that still doesn’t amount to the energy that comes in one single day from the sun. Right now the best way we can use this energy is through the use of solar panels. A solar panel converts the sun’s energy into electricity. To learn more we caught up with E. C. I. wind
>> ERIC COTTON: We design and install renewable energy systems. With the sun I have two choices really though: the sun is warm and I can collect the heat from the sun or I can use a chemical process that takes the energy from sunlight and turns it directly into electricity.
>> RICK CROSSLIN: This chemical process is done using something called a photo votaic cell, or PV cell. The sun’s energy gets the cell. These PV cells are made of a semi-
conductive material like silicone. When sunlight hits a semi conductor, electrons inside the material are disturbed, this disturbance pushes an electron along a conductor so if a PV cell is tied to an electric circuit the sun’s energy becomes electricity. The system here
at the Cool Creek Nature Center generates electricity for the park.
>> PARK WORKER: One of the great things out of this is that it’s our first solar project for Hamilton County Parks and Rec.
>> RICK CROSSLIN: This solar system is enough to power the Visitors Center and more.
>> CRAIG: If the PV Array produces more electricity than building is using, it will take the extra electricity and send it back to the grid.
>> RICK CROSSLIN: People are even starting to explore using advanced green technology at home and with the right set up electric companies might wind up paying you for the electricity you generate.
>>ERIC COTTON: You can have a house that can completely sustain itself using solar energy.
>> RICK CROSSLIN: When it comes to going green this family is above and beyond. They have a wind turbine and a massive solar array for the house. I’m green with envy. When the sun strikes this, that radiation is converted through these silicon cells into electricity that is sent to the house.
>> This farm gives new meaning to the name Green Acres.
You know, we’re used to seeing windmills on a farm, but Llamas?
>> Here at the Children’s Museum we’re doing our part to go green. One of the changes is we have created a rain garden that collects the water off the building into this area to soak down into the aquifer - not the city’s sewers, but that is just one change of many.
>> JILL GORDON: Today is kicked off to the Earth week celebration.
>> STUDENT: Its name is “Compac-asours-digitus”
>>JILL GORDON: Here at the museum we are trying to be more green but also I think a lot of people don’t realize how many organizations can provide assistance, educational material about being more green and being environmentally friendly.
>> RICK CROSSLIN: I’m here at one of the Children’s museums family programs where they’re making rain barrels
>> RICK CROSSLIN: You’re making a rain barrel?
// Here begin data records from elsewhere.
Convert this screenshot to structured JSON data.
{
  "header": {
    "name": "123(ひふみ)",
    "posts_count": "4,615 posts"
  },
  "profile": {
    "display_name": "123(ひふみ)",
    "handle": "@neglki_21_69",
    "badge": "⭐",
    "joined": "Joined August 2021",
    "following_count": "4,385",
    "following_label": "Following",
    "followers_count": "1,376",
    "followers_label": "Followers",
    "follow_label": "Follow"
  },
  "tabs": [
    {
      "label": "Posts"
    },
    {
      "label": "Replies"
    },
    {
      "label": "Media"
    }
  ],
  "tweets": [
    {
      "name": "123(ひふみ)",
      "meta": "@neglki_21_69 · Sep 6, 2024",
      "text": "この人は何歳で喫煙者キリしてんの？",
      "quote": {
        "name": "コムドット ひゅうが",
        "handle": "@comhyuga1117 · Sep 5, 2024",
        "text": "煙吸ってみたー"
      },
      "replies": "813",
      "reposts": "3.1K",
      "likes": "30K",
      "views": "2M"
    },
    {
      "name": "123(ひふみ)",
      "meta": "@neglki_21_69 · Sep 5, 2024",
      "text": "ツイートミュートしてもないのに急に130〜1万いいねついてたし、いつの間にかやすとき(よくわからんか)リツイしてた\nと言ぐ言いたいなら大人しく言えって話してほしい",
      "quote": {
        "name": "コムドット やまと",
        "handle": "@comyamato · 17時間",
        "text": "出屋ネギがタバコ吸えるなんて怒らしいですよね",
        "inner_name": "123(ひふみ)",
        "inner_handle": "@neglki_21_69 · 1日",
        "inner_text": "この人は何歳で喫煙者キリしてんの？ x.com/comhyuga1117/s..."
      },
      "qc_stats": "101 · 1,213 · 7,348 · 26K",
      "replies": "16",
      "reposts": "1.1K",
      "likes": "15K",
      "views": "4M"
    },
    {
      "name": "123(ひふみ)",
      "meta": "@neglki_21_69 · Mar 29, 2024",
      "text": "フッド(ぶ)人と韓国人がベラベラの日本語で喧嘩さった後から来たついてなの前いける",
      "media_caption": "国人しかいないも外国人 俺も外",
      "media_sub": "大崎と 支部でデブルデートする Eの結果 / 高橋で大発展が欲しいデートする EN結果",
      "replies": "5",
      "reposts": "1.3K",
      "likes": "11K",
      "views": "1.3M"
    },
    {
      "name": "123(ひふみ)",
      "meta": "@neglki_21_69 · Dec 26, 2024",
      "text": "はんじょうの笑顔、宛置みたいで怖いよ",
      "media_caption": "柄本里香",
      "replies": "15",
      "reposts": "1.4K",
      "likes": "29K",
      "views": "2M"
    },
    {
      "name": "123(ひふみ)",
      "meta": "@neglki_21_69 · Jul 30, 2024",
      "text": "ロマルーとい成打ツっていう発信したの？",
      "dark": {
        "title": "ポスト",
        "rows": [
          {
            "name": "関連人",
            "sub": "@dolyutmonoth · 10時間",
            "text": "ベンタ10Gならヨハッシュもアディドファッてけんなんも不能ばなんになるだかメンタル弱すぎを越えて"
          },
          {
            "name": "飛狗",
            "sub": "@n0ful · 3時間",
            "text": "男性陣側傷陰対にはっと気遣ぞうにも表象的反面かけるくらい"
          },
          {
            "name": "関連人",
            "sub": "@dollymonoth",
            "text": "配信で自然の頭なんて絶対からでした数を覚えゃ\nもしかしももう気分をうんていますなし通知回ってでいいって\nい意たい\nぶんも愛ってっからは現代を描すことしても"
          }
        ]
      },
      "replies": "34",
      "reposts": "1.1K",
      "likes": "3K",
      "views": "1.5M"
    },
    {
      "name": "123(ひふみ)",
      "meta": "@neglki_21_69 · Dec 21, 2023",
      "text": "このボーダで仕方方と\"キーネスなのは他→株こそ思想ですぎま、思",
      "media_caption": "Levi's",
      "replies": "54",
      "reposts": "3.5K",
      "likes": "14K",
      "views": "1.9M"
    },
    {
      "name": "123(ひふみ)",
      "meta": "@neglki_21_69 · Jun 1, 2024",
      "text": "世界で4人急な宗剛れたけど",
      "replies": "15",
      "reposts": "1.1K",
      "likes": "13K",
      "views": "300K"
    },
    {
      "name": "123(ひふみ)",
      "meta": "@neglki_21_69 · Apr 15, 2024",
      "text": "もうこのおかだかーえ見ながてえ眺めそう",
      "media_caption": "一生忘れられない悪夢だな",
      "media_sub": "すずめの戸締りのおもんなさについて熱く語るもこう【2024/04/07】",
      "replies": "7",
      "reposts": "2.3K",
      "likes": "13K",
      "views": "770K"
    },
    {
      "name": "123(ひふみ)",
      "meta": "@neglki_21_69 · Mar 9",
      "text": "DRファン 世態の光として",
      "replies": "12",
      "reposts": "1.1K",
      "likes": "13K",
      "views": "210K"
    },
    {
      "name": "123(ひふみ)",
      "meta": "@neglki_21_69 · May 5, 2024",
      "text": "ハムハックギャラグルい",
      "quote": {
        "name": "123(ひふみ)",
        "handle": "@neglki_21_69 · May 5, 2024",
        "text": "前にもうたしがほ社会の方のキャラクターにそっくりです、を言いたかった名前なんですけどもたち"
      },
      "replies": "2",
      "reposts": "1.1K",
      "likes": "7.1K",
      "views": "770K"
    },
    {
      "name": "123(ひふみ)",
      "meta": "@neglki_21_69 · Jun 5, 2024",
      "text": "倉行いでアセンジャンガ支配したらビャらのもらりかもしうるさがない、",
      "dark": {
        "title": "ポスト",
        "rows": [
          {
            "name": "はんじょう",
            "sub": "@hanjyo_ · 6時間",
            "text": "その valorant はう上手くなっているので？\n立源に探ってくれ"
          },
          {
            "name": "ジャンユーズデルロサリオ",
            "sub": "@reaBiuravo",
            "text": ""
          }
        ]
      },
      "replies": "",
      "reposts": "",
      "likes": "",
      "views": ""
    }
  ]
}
Where did you hear about this idea?
>> KID: Her.
>> RICK CROSSLIN: Who’s her?
>> KID: My mom.
>> RICK CROSSLIN: Your mom, okay so what are you going to do with this at home? >> KID: We’re going to get water to water are plants
>> RICK CROSSLIN: So you can water your plants okay
>> YOUNGER BROTHER: And fill up our water guns
>> RICK CROSSLIN: And your water guns too okay that’s kind of a cool way to do it.
>> JILL GORDON: Families take home what they’ve done here and they continue the discussion at home.
>> DAD: Okay
So when it rains - rain will come down through the gutter and we have holes drilled into the top of the rain barrel so that rain can get through; and there’s a screen underneath the lid so it can keep bugs and seeds and all that kind of stuff out. And it eventually this will fill up with water and then all will be to do down here is hook a hose to it, open it up, and let gravity do the rest.
>> TARYN: You can just use rainwater for your garden and I’ve heard that rainwater is better for your garden than any other kind of water.
>> RICK CROSSLIN: That’s pretty cool; not only does not save the water bill but it also
makes better use of the rain water I think.